Should parents be licensed? We ask teachers to study full-time for years and to pass qualifying exams before we let them educate children for six hours a day. And we carefully assess the suitability of adoptive and foster parents. But anyone has the right to become a biological parent without any training at all in child development.
Philosopher Peg Tittle writes, “How many children have been punished because they could not do what their parents mistakenly thought they should be able to do at a certain age — remember X, carry Y, say Z? How many have been disadvantaged because they grew up on junk food — for their bodies as well as their minds? How many have been neglected because their parents didn’t notice the seeds of some talent?”
Today’s children are tomorrow’s citizens, so the public has a legitimate concern in this. Psychiatrist Jack Westman writes, “The way children are parented plays a vital role in the quality of all our lives. We no longer can afford to avoid defining and confronting incompetent parenting.”

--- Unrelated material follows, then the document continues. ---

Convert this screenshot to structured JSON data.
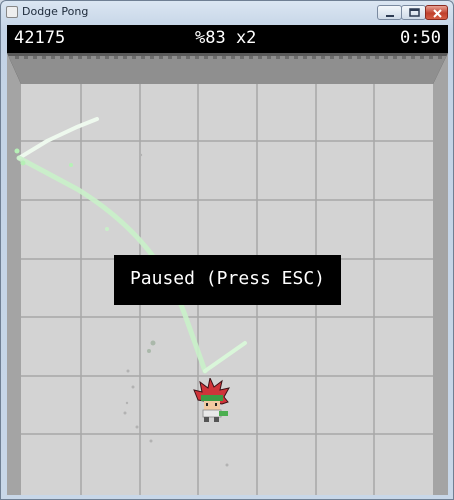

Psychologist Roger McIntire writes, “We already license pilots, salesmen, scuba divers, plumbers, electricians, teachers, veterinarians, cab drivers, soil testers, and television repairmen. … Are our TV sets and toilets more important to us than our children?”
(Peg Tittle, ed., Should Parents Be Licensed?, 2004.)